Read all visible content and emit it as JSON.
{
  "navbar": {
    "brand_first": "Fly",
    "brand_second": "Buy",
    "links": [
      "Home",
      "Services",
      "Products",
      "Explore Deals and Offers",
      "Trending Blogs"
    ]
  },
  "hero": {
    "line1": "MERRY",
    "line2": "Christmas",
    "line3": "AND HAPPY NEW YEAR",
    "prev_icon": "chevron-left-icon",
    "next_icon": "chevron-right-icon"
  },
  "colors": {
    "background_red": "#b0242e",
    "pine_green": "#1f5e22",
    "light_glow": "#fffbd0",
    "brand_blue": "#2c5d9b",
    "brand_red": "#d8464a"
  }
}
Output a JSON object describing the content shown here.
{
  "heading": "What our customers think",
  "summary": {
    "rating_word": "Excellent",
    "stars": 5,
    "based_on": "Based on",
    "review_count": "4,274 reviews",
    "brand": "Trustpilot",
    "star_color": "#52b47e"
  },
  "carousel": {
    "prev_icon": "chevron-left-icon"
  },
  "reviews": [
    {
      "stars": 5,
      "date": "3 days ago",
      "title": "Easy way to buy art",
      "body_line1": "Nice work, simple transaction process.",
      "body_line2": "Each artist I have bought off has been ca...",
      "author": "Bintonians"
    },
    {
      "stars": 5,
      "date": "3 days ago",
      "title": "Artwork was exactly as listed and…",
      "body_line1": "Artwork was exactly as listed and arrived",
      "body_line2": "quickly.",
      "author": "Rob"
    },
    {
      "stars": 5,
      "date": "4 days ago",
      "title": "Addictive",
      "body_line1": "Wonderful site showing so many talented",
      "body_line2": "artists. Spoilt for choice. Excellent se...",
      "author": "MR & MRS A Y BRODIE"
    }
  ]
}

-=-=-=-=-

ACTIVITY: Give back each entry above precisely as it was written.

ANSWER TO THIS TASK:
Read all visible content and emit it as JSON.
{
  "navbar": {
    "brand_first": "Fly",
    "brand_second": "Buy",
    "links": [
      "Home",
      "Services",
      "Products",
      "Explore Deals and Offers",
      "Trending Blogs"
    ]
  },
  "hero": {
    "line1": "MERRY",
    "line2": "Christmas",
    "line3": "AND HAPPY NEW YEAR",
    "prev_icon": "chevron-left-icon",
    "next_icon": "chevron-right-icon"
  },
  "colors": {
    "background_red": "#b0242e",
    "pine_green": "#1f5e22",
    "light_glow": "#fffbd0",
    "brand_blue": "#2c5d9b",
    "brand_red": "#d8464a"
  }
}
Output a JSON object describing the content shown here.
{
  "heading": "What our customers think",
  "summary": {
    "rating_word": "Excellent",
    "stars": 5,
    "based_on": "Based on",
    "review_count": "4,274 reviews",
    "brand": "Trustpilot",
    "star_color": "#52b47e"
  },
  "carousel": {
    "prev_icon": "chevron-left-icon"
  },
  "reviews": [
    {
      "stars": 5,
      "date": "3 days ago",
      "title": "Easy way to buy art",
      "body_line1": "Nice work, simple transaction process.",
      "body_line2": "Each artist I have bought off has been ca...",
      "author": "Bintonians"
    },
    {
      "stars": 5,
      "date": "3 days ago",
      "title": "Artwork was exactly as listed and…",
      "body_line1": "Artwork was exactly as listed and arrived",
      "body_line2": "quickly.",
      "author": "Rob"
    },
    {
      "stars": 5,
      "date": "4 days ago",
      "title": "Addictive",
      "body_line1": "Wonderful site showing so many talented",
      "body_line2": "artists. Spoilt for choice. Excellent se...",
      "author": "MR & MRS A Y BRODIE"
    }
  ]
}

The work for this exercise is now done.